## WHAT YOU HAVE TO DO
Wherever "value" occurs in the entries, copy the line that holds it.

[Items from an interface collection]

▶

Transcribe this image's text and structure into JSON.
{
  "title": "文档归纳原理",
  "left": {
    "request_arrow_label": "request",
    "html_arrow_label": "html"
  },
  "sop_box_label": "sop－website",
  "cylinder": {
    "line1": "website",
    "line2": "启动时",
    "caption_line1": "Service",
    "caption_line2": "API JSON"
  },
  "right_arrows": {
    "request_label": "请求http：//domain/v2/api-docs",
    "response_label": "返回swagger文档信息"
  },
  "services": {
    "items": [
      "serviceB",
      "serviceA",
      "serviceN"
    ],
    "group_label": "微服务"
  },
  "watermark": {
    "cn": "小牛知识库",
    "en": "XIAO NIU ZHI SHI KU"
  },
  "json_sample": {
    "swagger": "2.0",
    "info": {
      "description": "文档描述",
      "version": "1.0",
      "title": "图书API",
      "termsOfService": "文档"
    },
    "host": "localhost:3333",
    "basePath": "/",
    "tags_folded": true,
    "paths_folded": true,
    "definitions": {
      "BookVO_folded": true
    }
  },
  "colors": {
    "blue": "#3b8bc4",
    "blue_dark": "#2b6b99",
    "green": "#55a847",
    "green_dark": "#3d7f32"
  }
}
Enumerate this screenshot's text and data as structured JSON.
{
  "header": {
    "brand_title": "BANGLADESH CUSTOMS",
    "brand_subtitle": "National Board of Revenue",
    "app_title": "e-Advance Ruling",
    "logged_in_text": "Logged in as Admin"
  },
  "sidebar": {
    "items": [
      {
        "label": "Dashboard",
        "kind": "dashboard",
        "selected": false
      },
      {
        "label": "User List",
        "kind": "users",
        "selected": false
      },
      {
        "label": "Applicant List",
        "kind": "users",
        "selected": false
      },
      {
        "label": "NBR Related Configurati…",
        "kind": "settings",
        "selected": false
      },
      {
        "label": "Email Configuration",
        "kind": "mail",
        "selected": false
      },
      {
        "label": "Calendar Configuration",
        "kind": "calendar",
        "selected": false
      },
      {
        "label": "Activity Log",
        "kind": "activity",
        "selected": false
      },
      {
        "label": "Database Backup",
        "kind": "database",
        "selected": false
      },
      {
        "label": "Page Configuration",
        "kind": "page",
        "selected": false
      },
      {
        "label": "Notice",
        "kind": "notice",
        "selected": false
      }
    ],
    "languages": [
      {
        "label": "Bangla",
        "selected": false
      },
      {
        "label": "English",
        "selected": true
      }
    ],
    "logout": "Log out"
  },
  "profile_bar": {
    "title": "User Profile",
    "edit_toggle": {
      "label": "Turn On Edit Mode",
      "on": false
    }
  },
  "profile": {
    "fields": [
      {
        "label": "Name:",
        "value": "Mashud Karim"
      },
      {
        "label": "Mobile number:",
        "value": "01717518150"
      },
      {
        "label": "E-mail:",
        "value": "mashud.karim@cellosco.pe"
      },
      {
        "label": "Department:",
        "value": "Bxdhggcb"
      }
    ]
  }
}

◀

## EXERCISE SOLUTION
        "value": "Mashud Karim"
        "value": "01717518150"
        "value": "mashud.karim@cellosco.pe"
        "value": "Bxdhggcb"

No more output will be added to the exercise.